In case you haven’t been paying attention, there is a mass migration going on in AV. AV manufacturers and integrators have been leaving their traditional farms and silos. Heck, even our trade association has made the move.
Where are they all headed to? The fastest growing place in AV:
The move to experience has come on a few fronts.
Some manufacturers have started thinking of their product lines in terms of experiences. This makes a ton of sense, given that the end customers all think in these terms. As an example, a tech manager at a university is really concerned with the “learning experience” of the students. The professors’ interactions with technology and the way technology allows learning to be facilitated is really what is important. Categorizing products in terms of the “experiences” they affect seems to be a much more intuitive way for an end user to find the right products, as opposed to the traditional way of categorizing hardware only by their core functions like switching, routing, amplification, etc.
On another front, manufacturers have started expanding their lines to create more robust ecosystems. We see more and more manufacturers starting to head into previously uncharted territories over the last few years. Crestron is now making DSPs and speakers, QSC is making cameras, Biamp is making Video over IP devices and the list continues. The theory is that because one manufacturer has already designed and tested all the technology in the chain to work together, they have more control over the end result and the customer experience is enhanced.
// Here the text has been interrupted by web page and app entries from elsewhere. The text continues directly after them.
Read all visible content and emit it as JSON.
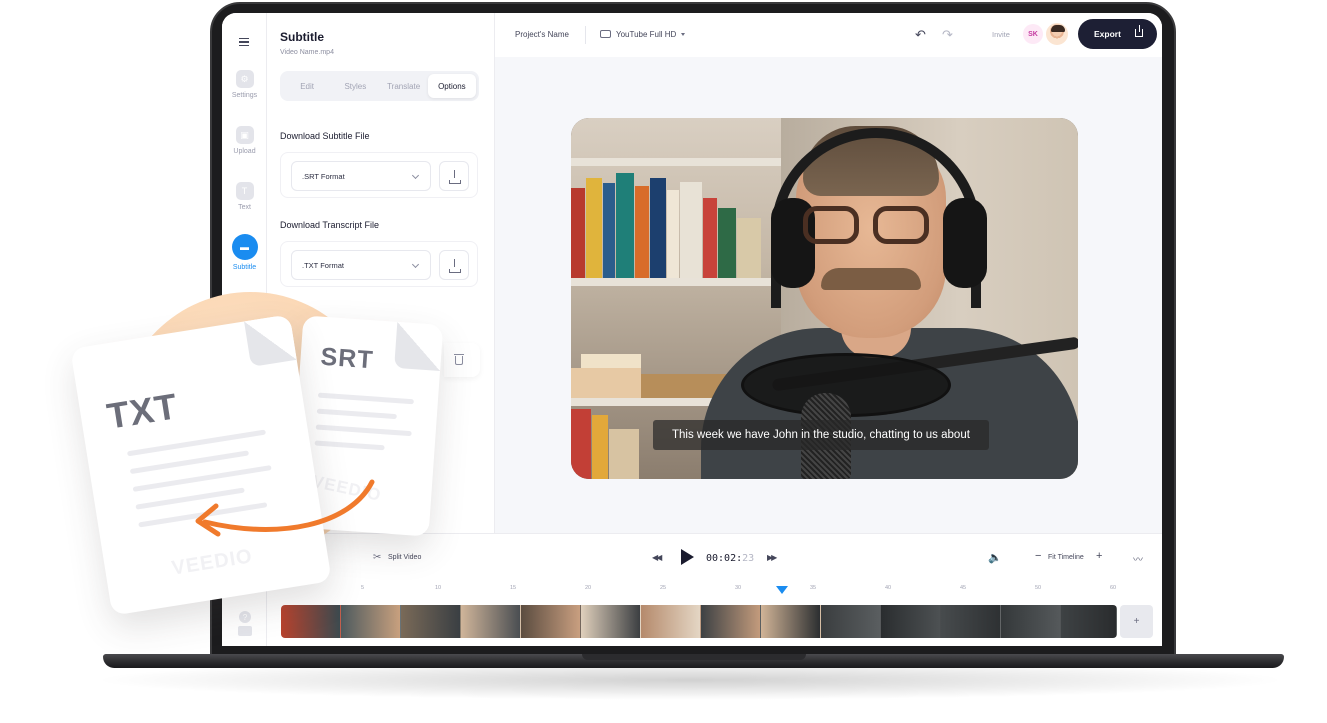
{
  "rail": {
    "items": [
      {
        "label": "Settings"
      },
      {
        "label": "Upload"
      },
      {
        "label": "Text"
      },
      {
        "label": "Subtitle"
      }
    ]
  },
  "panel": {
    "title": "Subtitle",
    "file_name": "Video Name.mp4",
    "tabs": [
      "Edit",
      "Styles",
      "Translate",
      "Options"
    ],
    "active_tab": "Options",
    "subtitle_section": "Download Subtitle File",
    "subtitle_format": ".SRT Format",
    "transcript_section": "Download Transcript File",
    "transcript_format": ".TXT Format"
  },
  "topbar": {
    "project_name": "Project's Name",
    "resolution": "YouTube Full HD",
    "invite": "Invite",
    "user_initials": "SK",
    "export_label": "Export"
  },
  "video": {
    "caption": "This week we have John in the studio, chatting to us about"
  },
  "player": {
    "split_label": "Split Video",
    "time_main": "00:02:",
    "time_frame": "23",
    "fit_label": "Fit Timeline",
    "minus": "−",
    "plus": "+"
  },
  "timeline": {
    "ticks": [
      "5",
      "10",
      "15",
      "20",
      "25",
      "30",
      "35",
      "40",
      "45",
      "50",
      "60"
    ],
    "add_label": "+"
  },
  "overlay": {
    "srt_label": "SRT",
    "txt_label": "TXT",
    "watermark": "VEEDIO"
  },
  "colors": {
    "accent": "#1a8cf0",
    "dark": "#1d1f34",
    "arrow": "#f07a2c"
  }
}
Of course there is some disagreement as to whether this type of brand extension works and many times customers may feel a bit restricted in their choices in these scenarios so it is important to also recognize and honor the loyalty and familiarity they may have to other brands and solutions by continuing to support traditional multi-vendor scenarios as well.
Choice is also a large part of “experience.”
Integrators have also staked their claim in the expansion category to create larger geographic footprints and enhanced services. The cost of buying an AV system and the cost of owning one are two completely different dollar figures. Integrators have been increasing their footprints to offer more robust services across regions and even countries, creating an opportunity to greatly simplify and improve their clients’ service experiences as well.
Cross-Platform adoption of consumer-grade technologies has also been a stalwart of the move to experience. Manufacturers and integrators alike have started to design their hardware and systems to interact seamlessly with AirPlay, ChromeCast, MiraCast, Alexa, etc. in an effort to make interfacing with their systems more familiar to their end user clientele and therefore provide ease of use that ties greatly into the user experience.
Others are getting in on the move as well. It seems the move to Experienceville is a bit contagious. Not only are AV manufacturers and integrators pulling up stakes and hitting the road, but so are other companies that utilize AV products and services. Traditional hotel food service providers have purchased AV consulting firms and most recently, an owner of dozens of live event venues purchased an experiential AV content provider. All of these are indicative of how even other industries are bringing complimentary products and services together to offer better experiences to their customers.
As you can see, the move to experience is definitely happening. For many companies, it won’t be an easy one. Just like the Oregon Trail, we’ll have to see who makes it there in the end. The strategy used may make the difference as to who ends up at the heart of the city and who lives in a tent at the edge of town.
Welcome to Experienceville, USA. Population: Growing.